The Institute of Buddhist Studies provides graduate level education in the entirety of the Buddhist tradition with specialized instruction supporting Jodo Shinshu Buddhist ministry.
On Monday night, a few of us from Tricycle headed over to the Rubin Museum to attend an interview with high wire walker Philippe Petit, conducted by photographer Tom Wool. Wool's photographs of Tibet's Rongbuk Valley are being shown at the Rubin in an exhibit entitled "In the Shadow of Everest." The photos are breathtaking portraits of a remote part of the world---portraits of young school boys, Buddhist nuns and monks meditating, and the contents of his guide's pocket which included a half-dozen photos of the Dalai Lama, an image forbidden in the area.

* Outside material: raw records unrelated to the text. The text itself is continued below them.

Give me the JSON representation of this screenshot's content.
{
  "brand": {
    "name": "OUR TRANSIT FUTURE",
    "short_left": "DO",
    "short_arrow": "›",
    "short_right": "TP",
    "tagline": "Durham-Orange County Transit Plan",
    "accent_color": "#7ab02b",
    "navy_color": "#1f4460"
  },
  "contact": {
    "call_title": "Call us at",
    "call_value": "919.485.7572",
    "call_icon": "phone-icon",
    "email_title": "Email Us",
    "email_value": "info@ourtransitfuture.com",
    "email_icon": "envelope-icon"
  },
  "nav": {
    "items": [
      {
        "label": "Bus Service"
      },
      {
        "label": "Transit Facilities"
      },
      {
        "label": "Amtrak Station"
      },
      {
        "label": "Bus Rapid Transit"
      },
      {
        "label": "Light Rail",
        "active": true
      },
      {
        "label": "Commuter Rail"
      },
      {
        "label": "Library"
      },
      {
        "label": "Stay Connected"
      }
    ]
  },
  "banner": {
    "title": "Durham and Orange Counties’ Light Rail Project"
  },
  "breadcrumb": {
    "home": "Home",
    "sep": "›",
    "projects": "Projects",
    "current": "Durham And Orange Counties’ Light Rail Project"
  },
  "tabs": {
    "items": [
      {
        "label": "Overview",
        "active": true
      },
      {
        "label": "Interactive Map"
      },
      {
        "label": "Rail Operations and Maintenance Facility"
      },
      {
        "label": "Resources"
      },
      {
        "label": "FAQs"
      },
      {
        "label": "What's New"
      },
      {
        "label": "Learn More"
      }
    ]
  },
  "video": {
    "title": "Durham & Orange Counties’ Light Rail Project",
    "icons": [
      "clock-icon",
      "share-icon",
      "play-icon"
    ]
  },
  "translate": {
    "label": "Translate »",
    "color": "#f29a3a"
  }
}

With Wool's striking photographs of the Rongbuk Valley projected behind them, the two artists entered into an inspiring conversation about their lives and work. To watch Philippe Petite speak is to watch him perform---by the end of the evening he had pulled several props from his pockets, doing an improptu card trick and later displaying a short cord of string he always carries with him in case he needs to imagine connecting two structures with a tight rope. Petite has high wire walked between the pylons of the Sydney Harbor Bridge, the towers of Notre Dame in Paris, and most famously, between the Twin Towers of the World Trade Center (as seen above)---an event that became the centerpiece of the Oscar-winning film Man on Wire.
The two-hour conversation ranged from high wire walking, to fear, to religion, to what Petit called "the theater of life." My favorite moment came when Petite described his state of mind while he's balancing precariously, sometimes thousands of feet above ground, on his tight rope:
It is a moment where the universe does not exist and at the same time, I am completely open. I am listening and I smell and I hear...I let those things come but I don't let the thought of 'What am I having for dinner?' enter...I call it 'Open Focus.'"
At the end of the evening Tim McHenry, producer of the Rubin Museum, presented both the two artists and adventurers with a kata---a white ceremonial scarf used as a blessing in Tibetan Buddhism. Maybe Petite will wear his on his next sky-high walk.
Photo of Petite walking between Twin Towers © www.buninyong.vic.au
Photo of Rubin Museum event © Sam Mowe. From left to right: Tim McHenry of the Rubin Museum, Philippe Petite, and Tom Wool.